Supplied material:

........

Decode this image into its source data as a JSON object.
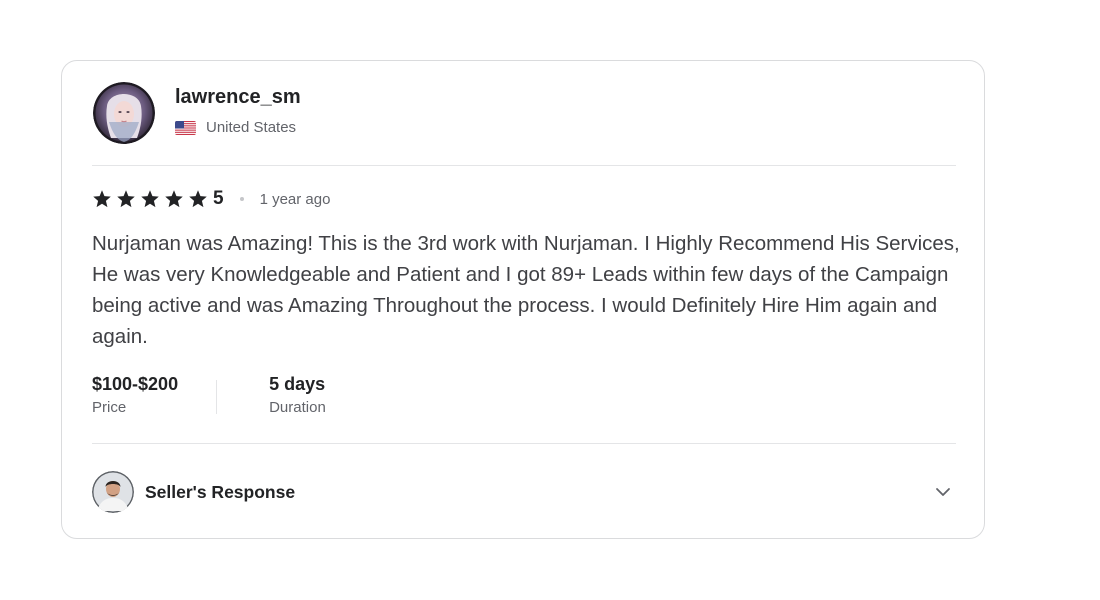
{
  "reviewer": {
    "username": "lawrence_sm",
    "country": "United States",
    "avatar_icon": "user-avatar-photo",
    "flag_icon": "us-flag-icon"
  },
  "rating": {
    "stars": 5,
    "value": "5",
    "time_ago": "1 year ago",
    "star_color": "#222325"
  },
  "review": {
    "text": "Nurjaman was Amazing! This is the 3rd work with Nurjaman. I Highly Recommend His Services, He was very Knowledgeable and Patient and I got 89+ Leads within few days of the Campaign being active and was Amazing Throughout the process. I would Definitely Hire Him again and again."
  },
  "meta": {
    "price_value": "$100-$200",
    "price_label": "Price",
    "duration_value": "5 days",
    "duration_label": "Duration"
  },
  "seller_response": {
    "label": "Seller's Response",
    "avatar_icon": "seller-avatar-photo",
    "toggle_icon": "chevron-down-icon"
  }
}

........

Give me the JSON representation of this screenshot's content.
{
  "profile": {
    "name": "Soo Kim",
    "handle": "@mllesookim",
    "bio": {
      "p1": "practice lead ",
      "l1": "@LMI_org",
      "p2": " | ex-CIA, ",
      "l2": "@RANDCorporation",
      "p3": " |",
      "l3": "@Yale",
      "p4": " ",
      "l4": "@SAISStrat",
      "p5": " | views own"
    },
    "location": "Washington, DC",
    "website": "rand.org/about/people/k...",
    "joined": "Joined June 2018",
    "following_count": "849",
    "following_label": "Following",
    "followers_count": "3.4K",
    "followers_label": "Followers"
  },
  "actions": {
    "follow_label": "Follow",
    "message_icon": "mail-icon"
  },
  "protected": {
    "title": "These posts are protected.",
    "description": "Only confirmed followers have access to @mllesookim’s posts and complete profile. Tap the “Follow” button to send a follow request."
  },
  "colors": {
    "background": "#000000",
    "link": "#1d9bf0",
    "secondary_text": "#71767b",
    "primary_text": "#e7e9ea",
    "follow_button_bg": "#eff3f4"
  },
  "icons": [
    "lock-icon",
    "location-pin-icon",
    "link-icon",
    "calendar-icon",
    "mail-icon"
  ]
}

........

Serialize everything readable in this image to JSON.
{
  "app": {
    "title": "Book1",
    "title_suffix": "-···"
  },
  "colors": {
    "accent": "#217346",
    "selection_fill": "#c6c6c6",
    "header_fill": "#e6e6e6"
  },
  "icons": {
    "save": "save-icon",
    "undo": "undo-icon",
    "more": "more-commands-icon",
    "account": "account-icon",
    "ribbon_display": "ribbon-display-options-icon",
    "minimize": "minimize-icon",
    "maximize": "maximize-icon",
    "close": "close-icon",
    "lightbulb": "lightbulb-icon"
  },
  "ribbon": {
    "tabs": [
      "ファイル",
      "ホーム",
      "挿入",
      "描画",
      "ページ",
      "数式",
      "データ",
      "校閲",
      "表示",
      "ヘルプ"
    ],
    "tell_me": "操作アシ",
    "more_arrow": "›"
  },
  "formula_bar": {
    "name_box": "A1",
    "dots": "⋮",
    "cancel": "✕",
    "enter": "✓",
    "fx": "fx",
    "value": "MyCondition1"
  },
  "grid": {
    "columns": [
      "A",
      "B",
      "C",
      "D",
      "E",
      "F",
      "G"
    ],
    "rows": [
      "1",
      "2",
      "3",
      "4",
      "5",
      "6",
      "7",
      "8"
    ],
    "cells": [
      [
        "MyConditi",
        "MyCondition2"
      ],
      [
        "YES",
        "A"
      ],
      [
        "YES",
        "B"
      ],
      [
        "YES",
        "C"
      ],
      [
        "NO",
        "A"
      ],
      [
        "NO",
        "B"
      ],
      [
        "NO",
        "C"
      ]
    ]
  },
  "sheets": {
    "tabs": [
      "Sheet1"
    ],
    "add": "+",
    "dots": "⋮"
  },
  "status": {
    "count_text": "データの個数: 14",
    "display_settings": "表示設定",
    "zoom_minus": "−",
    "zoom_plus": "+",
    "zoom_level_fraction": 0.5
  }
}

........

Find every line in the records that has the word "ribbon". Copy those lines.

Output for this exercise:
    "ribbon_display": "ribbon-display-options-icon",
  "ribbon": {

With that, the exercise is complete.